Your objective:
The entries are to be given again in full. Every word must match.

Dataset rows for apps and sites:

========

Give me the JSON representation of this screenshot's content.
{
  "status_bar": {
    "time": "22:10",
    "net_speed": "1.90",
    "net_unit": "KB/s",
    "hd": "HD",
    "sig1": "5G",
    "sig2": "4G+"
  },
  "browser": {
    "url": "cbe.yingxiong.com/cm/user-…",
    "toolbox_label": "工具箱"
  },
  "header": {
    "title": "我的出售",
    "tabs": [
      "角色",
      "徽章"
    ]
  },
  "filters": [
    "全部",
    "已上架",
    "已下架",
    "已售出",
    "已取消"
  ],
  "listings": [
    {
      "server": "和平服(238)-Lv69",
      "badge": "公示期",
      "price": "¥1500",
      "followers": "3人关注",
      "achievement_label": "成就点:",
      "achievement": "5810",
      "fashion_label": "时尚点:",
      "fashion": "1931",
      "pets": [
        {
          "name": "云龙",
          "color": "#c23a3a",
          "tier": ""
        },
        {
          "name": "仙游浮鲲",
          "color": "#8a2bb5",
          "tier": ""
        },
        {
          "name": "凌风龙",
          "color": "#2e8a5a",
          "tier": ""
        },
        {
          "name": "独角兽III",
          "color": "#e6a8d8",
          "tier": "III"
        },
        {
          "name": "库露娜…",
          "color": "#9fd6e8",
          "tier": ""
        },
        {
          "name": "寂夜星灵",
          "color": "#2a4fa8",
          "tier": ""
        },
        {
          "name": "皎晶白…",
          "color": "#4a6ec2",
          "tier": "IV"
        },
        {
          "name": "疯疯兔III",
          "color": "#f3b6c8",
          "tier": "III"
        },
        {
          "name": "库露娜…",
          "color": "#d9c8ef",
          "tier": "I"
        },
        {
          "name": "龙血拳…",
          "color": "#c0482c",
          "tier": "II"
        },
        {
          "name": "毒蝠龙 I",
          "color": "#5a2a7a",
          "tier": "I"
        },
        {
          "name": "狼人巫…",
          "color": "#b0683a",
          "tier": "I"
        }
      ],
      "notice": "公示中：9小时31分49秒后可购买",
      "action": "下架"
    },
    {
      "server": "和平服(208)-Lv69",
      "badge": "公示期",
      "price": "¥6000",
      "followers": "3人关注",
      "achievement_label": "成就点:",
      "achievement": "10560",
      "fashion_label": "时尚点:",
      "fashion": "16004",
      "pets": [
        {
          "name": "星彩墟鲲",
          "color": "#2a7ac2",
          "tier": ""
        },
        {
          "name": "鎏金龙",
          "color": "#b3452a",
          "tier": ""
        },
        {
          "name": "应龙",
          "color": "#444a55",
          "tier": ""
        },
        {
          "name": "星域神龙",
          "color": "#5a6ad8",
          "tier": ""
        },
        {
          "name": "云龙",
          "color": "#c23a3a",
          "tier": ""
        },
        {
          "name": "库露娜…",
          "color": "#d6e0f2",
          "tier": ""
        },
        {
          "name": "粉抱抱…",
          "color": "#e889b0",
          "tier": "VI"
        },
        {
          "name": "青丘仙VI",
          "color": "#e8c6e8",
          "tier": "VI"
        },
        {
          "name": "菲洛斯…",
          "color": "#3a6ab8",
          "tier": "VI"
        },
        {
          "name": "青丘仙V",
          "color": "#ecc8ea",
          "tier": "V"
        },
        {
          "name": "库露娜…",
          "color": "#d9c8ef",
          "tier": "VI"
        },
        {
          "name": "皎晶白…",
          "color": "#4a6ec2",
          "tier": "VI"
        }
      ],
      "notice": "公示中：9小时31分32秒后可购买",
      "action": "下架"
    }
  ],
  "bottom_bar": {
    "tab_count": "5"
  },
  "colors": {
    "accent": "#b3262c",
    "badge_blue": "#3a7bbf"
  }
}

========

Written solution:
Give me the JSON representation of this screenshot's content.
{
  "status_bar": {
    "time": "22:10",
    "net_speed": "1.90",
    "net_unit": "KB/s",
    "hd": "HD",
    "sig1": "5G",
    "sig2": "4G+"
  },
  "browser": {
    "url": "cbe.yingxiong.com/cm/user-…",
    "toolbox_label": "工具箱"
  },
  "header": {
    "title": "我的出售",
    "tabs": [
      "角色",
      "徽章"
    ]
  },
  "filters": [
    "全部",
    "已上架",
    "已下架",
    "已售出",
    "已取消"
  ],
  "listings": [
    {
      "server": "和平服(238)-Lv69",
      "badge": "公示期",
      "price": "¥1500",
      "followers": "3人关注",
      "achievement_label": "成就点:",
      "achievement": "5810",
      "fashion_label": "时尚点:",
      "fashion": "1931",
      "pets": [
        {
          "name": "云龙",
          "color": "#c23a3a",
          "tier": ""
        },
        {
          "name": "仙游浮鲲",
          "color": "#8a2bb5",
          "tier": ""
        },
        {
          "name": "凌风龙",
          "color": "#2e8a5a",
          "tier": ""
        },
        {
          "name": "独角兽III",
          "color": "#e6a8d8",
          "tier": "III"
        },
        {
          "name": "库露娜…",
          "color": "#9fd6e8",
          "tier": ""
        },
        {
          "name": "寂夜星灵",
          "color": "#2a4fa8",
          "tier": ""
        },
        {
          "name": "皎晶白…",
          "color": "#4a6ec2",
          "tier": "IV"
        },
        {
          "name": "疯疯兔III",
          "color": "#f3b6c8",
          "tier": "III"
        },
        {
          "name": "库露娜…",
          "color": "#d9c8ef",
          "tier": "I"
        },
        {
          "name": "龙血拳…",
          "color": "#c0482c",
          "tier": "II"
        },
        {
          "name": "毒蝠龙 I",
          "color": "#5a2a7a",
          "tier": "I"
        },
        {
          "name": "狼人巫…",
          "color": "#b0683a",
          "tier": "I"
        }
      ],
      "notice": "公示中：9小时31分49秒后可购买",
      "action": "下架"
    },
    {
      "server": "和平服(208)-Lv69",
      "badge": "公示期",
      "price": "¥6000",
      "followers": "3人关注",
      "achievement_label": "成就点:",
      "achievement": "10560",
      "fashion_label": "时尚点:",
      "fashion": "16004",
      "pets": [
        {
          "name": "星彩墟鲲",
          "color": "#2a7ac2",
          "tier": ""
        },
        {
          "name": "鎏金龙",
          "color": "#b3452a",
          "tier": ""
        },
        {
          "name": "应龙",
          "color": "#444a55",
          "tier": ""
        },
        {
          "name": "星域神龙",
          "color": "#5a6ad8",
          "tier": ""
        },
        {
          "name": "云龙",
          "color": "#c23a3a",
          "tier": ""
        },
        {
          "name": "库露娜…",
          "color": "#d6e0f2",
          "tier": ""
        },
        {
          "name": "粉抱抱…",
          "color": "#e889b0",
          "tier": "VI"
        },
        {
          "name": "青丘仙VI",
          "color": "#e8c6e8",
          "tier": "VI"
        },
        {
          "name": "菲洛斯…",
          "color": "#3a6ab8",
          "tier": "VI"
        },
        {
          "name": "青丘仙V",
          "color": "#ecc8ea",
          "tier": "V"
        },
        {
          "name": "库露娜…",
          "color": "#d9c8ef",
          "tier": "VI"
        },
        {
          "name": "皎晶白…",
          "color": "#4a6ec2",
          "tier": "VI"
        }
      ],
      "notice": "公示中：9小时31分32秒后可购买",
      "action": "下架"
    }
  ],
  "bottom_bar": {
    "tab_count": "5"
  },
  "colors": {
    "accent": "#b3262c",
    "badge_blue": "#3a7bbf"
  }
}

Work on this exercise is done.